Dataset rows for apps and sites
···

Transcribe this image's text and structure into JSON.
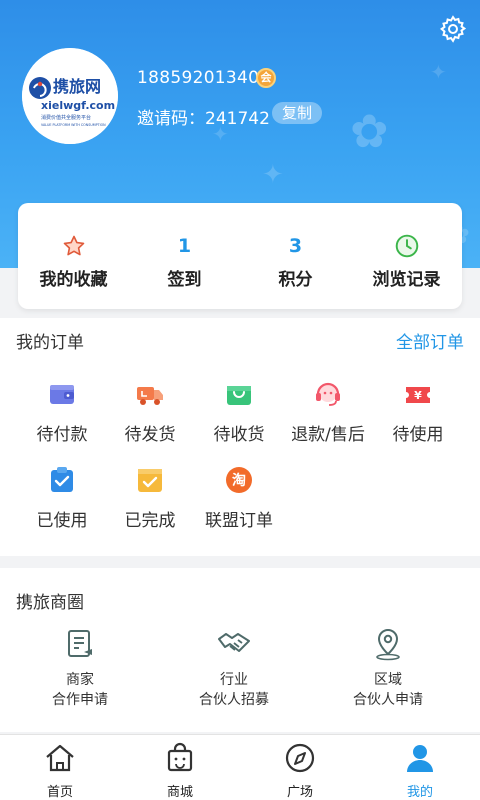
{
  "header": {
    "phone": "18859201340",
    "level_badge": "会",
    "invite_label": "邀请码：241742",
    "copy_label": "复制",
    "logo": {
      "title": "携旅网",
      "domain": "xielwgf.com",
      "slogan": "消费价值共全服务平台",
      "subslogan": "VALUE PLATFORM WITH CONSUMPTION"
    },
    "accent": "#2e8ee8"
  },
  "quick": [
    {
      "top": "★",
      "label": "我的收藏",
      "icon": "star-icon"
    },
    {
      "top": "1",
      "label": "签到",
      "icon": ""
    },
    {
      "top": "3",
      "label": "积分",
      "icon": ""
    },
    {
      "top": "",
      "label": "浏览记录",
      "icon": "clock-icon"
    }
  ],
  "orders": {
    "title": "我的订单",
    "all_label": "全部订单",
    "items": [
      {
        "label": "待付款",
        "icon": "wallet-icon"
      },
      {
        "label": "待发货",
        "icon": "truck-icon"
      },
      {
        "label": "待收货",
        "icon": "bag-icon"
      },
      {
        "label": "退款/售后",
        "icon": "headset-icon"
      },
      {
        "label": "待使用",
        "icon": "ticket-icon"
      },
      {
        "label": "已使用",
        "icon": "clipboard-check-icon"
      },
      {
        "label": "已完成",
        "icon": "done-check-icon"
      },
      {
        "label": "联盟订单",
        "icon": "taobao-icon"
      }
    ],
    "taobao_char": "淘",
    "ticket_char": "¥"
  },
  "circle": {
    "title": "携旅商圈",
    "items": [
      {
        "line1": "商家",
        "line2": "合作申请",
        "icon": "merchant-doc-icon"
      },
      {
        "line1": "行业",
        "line2": "合伙人招募",
        "icon": "handshake-icon"
      },
      {
        "line1": "区域",
        "line2": "合伙人申请",
        "icon": "location-pin-icon"
      }
    ]
  },
  "tabs": [
    {
      "label": "首页",
      "icon": "home-icon"
    },
    {
      "label": "商城",
      "icon": "shopping-bag-icon"
    },
    {
      "label": "广场",
      "icon": "compass-icon"
    },
    {
      "label": "我的",
      "icon": "user-icon",
      "active": true
    }
  ]
}
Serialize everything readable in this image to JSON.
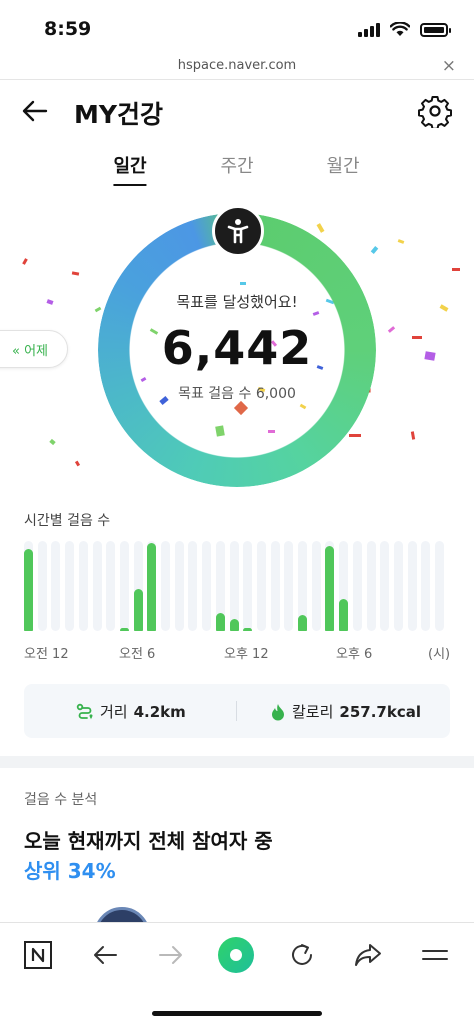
{
  "status_bar": {
    "time": "8:59"
  },
  "browser": {
    "url": "hspace.naver.com",
    "close_label": "×"
  },
  "header": {
    "title": "MY건강"
  },
  "tabs": [
    {
      "label": "일간",
      "active": true
    },
    {
      "label": "주간",
      "active": false
    },
    {
      "label": "월간",
      "active": false
    }
  ],
  "ring": {
    "goal_message": "목표를 달성했어요!",
    "steps": "6,442",
    "goal_label": "목표 걸음 수 6,000",
    "progress": 1.0
  },
  "yesterday_button": "« 어제",
  "hourly": {
    "title": "시간별 걸음 수",
    "axis_labels": [
      "오전 12",
      "오전 6",
      "오후 12",
      "오후 6",
      "(시)"
    ],
    "bars": [
      0.91,
      0,
      0,
      0,
      0,
      0,
      0,
      0.02,
      0.47,
      0.98,
      0,
      0,
      0,
      0,
      0.2,
      0.13,
      0.02,
      0,
      0,
      0,
      0.18,
      0,
      0.95,
      0.36,
      0,
      0,
      0,
      0,
      0,
      0,
      0
    ]
  },
  "chart_data": {
    "type": "bar",
    "title": "시간별 걸음 수",
    "x_tick_labels": [
      "오전 12",
      "오전 6",
      "오후 12",
      "오후 6",
      "(시)"
    ],
    "values_relative": [
      0.91,
      0,
      0,
      0,
      0,
      0,
      0,
      0.02,
      0.47,
      0.98,
      0,
      0,
      0,
      0,
      0.2,
      0.13,
      0.02,
      0,
      0,
      0,
      0.18,
      0,
      0.95,
      0.36,
      0,
      0,
      0,
      0,
      0,
      0,
      0
    ],
    "bar_color": "#50c75a"
  },
  "summary": {
    "distance_label": "거리",
    "distance_value": "4.2km",
    "calorie_label": "칼로리",
    "calorie_value": "257.7kcal"
  },
  "analysis": {
    "label": "걸음 수 분석",
    "title": "오늘 현재까지 전체 참여자 중",
    "rank": "상위 34%"
  },
  "toolbar_icons": [
    "naver-n-icon",
    "back-arrow-icon",
    "forward-arrow-icon",
    "home-circle-icon",
    "refresh-icon",
    "share-icon",
    "menu-icon"
  ],
  "colors": {
    "accent_green": "#50c75a",
    "accent_blue": "#2f8ff0",
    "ring_start": "#4c97e4",
    "ring_end": "#5ccc6e"
  }
}
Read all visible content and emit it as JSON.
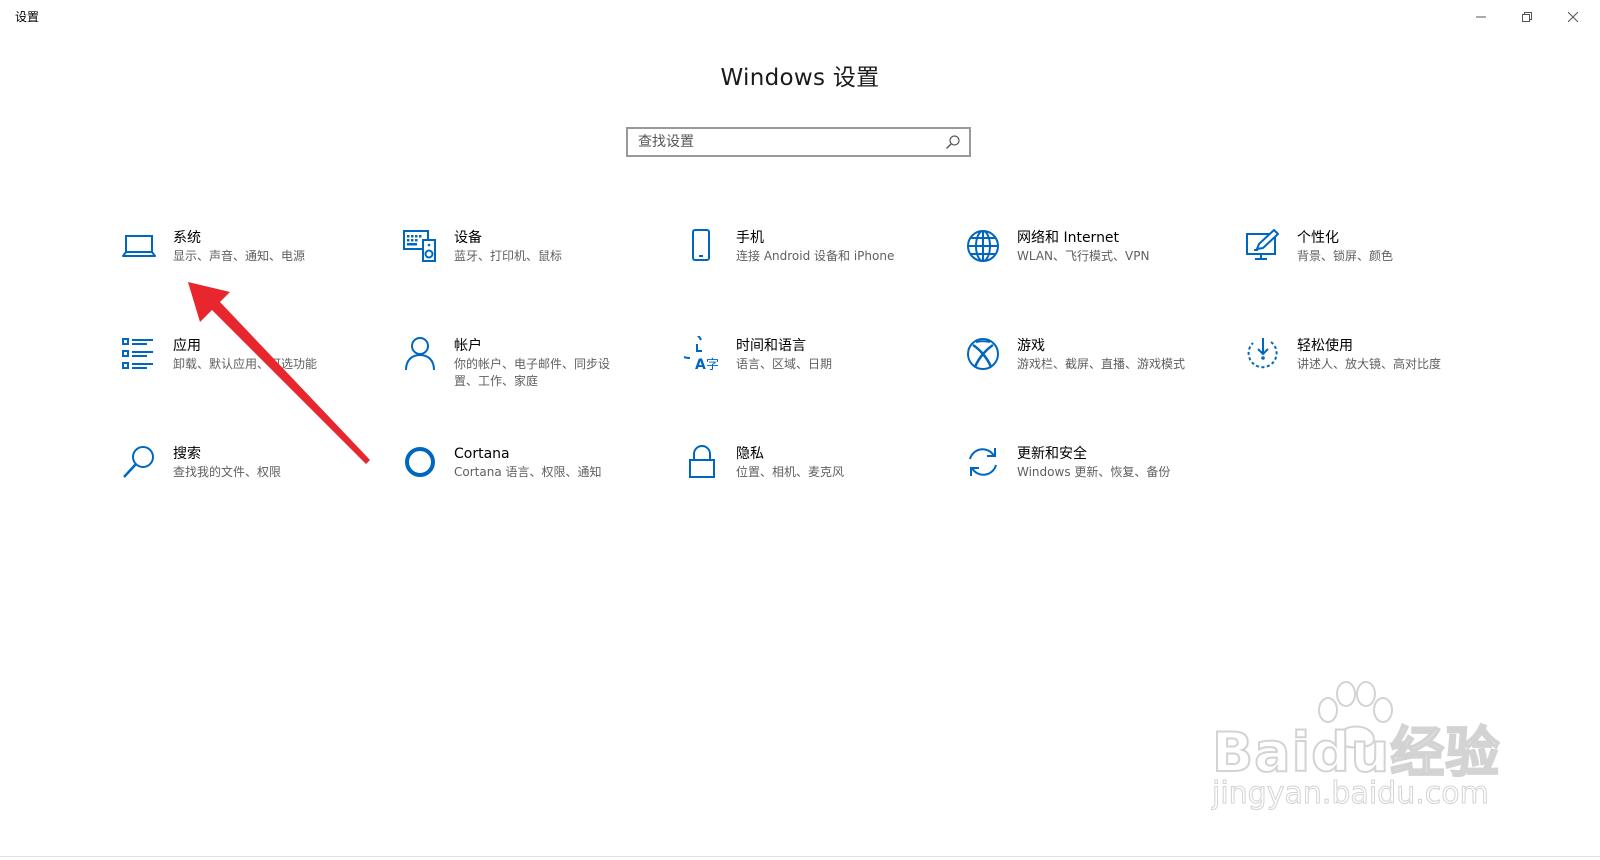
{
  "window": {
    "title": "设置",
    "minimize_label": "",
    "maximize_label": "",
    "close_label": ""
  },
  "header": {
    "title": "Windows 设置"
  },
  "search": {
    "placeholder": "查找设置"
  },
  "accent_color": "#0067c0",
  "arrow_color": "#e8262d",
  "tiles": [
    {
      "name": "系统",
      "desc": "显示、声音、通知、电源",
      "icon": "laptop-icon"
    },
    {
      "name": "设备",
      "desc": "蓝牙、打印机、鼠标",
      "icon": "devices-icon"
    },
    {
      "name": "手机",
      "desc": "连接 Android 设备和 iPhone",
      "icon": "phone-icon"
    },
    {
      "name": "网络和 Internet",
      "desc": "WLAN、飞行模式、VPN",
      "icon": "globe-icon"
    },
    {
      "name": "个性化",
      "desc": "背景、锁屏、颜色",
      "icon": "personalization-icon"
    },
    {
      "name": "应用",
      "desc": "卸载、默认应用、可选功能",
      "icon": "apps-icon"
    },
    {
      "name": "帐户",
      "desc": "你的帐户、电子邮件、同步设置、工作、家庭",
      "icon": "person-icon"
    },
    {
      "name": "时间和语言",
      "desc": "语言、区域、日期",
      "icon": "time-language-icon"
    },
    {
      "name": "游戏",
      "desc": "游戏栏、截屏、直播、游戏模式",
      "icon": "xbox-icon"
    },
    {
      "name": "轻松使用",
      "desc": "讲述人、放大镜、高对比度",
      "icon": "ease-of-access-icon"
    },
    {
      "name": "搜索",
      "desc": "查找我的文件、权限",
      "icon": "search-icon"
    },
    {
      "name": "Cortana",
      "desc": "Cortana 语言、权限、通知",
      "icon": "cortana-icon"
    },
    {
      "name": "隐私",
      "desc": "位置、相机、麦克风",
      "icon": "lock-icon"
    },
    {
      "name": "更新和安全",
      "desc": "Windows 更新、恢复、备份",
      "icon": "update-icon"
    }
  ],
  "watermark": {
    "line1": "Baidu经验",
    "line2": "jingyan.baidu.com"
  }
}
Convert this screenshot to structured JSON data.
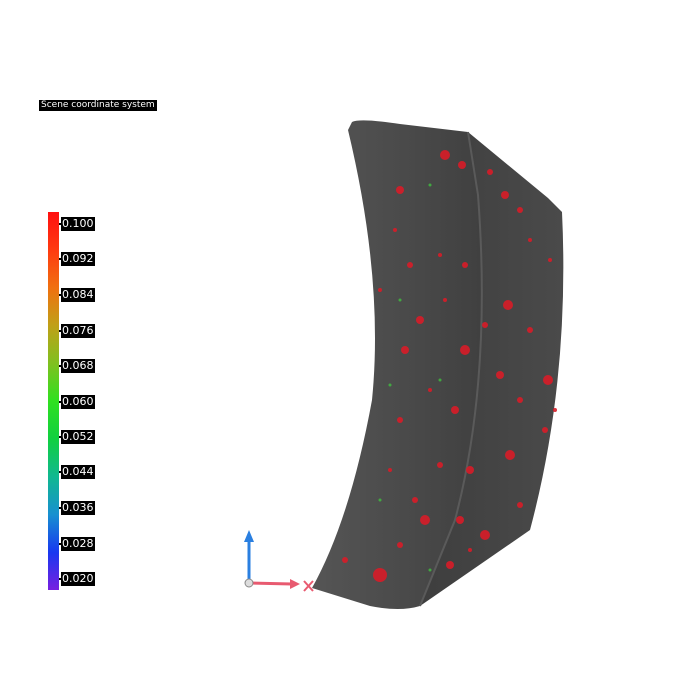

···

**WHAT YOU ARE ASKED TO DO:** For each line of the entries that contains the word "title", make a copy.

**EXERCISE SOLUTION:**
      "title": "携旅网",
    "title": "我的订单",
    "title": "携旅商圈",
    "title": "MY건강"
    "title": "시간별 걸음 수",
    "title": "시간별 걸음 수",
    "title": "오늘 현재까지 전체 참여자 중",
    "title": "设置",
    "title": "Windows 设置"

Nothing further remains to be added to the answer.